[Items from an interface collection]
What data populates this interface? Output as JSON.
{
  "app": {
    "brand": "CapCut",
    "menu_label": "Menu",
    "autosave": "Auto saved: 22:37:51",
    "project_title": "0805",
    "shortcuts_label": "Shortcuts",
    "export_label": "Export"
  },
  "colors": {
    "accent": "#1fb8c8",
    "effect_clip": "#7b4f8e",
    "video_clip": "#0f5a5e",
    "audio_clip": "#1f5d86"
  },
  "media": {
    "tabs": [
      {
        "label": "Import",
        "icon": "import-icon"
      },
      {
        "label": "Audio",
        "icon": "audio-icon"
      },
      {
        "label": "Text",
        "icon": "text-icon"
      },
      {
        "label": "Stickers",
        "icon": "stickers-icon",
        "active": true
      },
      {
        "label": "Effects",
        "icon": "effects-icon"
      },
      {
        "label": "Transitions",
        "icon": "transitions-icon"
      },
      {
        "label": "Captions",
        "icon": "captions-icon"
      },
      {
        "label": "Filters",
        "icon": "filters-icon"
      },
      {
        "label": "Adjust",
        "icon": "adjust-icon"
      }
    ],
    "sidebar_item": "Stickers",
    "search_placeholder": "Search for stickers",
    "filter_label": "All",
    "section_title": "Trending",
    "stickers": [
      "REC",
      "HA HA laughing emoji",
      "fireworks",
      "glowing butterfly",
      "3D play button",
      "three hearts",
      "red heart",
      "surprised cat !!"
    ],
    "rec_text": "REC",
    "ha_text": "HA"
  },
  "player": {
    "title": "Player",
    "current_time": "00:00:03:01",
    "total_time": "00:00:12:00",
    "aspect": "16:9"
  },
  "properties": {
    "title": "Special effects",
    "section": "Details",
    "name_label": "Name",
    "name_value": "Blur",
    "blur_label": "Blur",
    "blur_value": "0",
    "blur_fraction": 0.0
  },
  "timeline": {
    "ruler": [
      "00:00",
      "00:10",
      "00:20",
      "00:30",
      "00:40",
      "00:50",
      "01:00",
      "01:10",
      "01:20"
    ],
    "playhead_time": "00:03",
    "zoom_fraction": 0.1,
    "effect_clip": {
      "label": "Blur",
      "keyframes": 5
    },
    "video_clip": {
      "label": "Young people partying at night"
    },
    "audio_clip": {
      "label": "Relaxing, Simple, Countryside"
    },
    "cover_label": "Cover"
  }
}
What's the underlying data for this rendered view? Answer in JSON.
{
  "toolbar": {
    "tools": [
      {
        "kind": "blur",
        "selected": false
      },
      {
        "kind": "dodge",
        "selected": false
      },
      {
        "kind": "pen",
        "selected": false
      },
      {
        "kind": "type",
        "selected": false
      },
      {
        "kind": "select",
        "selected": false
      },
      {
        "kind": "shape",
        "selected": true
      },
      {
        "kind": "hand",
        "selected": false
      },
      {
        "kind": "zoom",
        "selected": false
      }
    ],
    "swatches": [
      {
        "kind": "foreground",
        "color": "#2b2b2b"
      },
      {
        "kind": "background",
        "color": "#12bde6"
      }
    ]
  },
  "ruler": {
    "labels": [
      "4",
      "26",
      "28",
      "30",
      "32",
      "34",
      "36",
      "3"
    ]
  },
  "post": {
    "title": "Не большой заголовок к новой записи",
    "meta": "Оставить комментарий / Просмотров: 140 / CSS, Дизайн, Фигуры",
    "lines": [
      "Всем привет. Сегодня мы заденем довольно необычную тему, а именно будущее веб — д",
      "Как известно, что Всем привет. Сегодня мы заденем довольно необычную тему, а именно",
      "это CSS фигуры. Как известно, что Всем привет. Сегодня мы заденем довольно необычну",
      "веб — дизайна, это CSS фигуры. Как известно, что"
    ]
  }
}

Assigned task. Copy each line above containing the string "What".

Result for this task.
What data populates this interface? Output as JSON.
What's the underlying data for this rendered view? Answer in JSON.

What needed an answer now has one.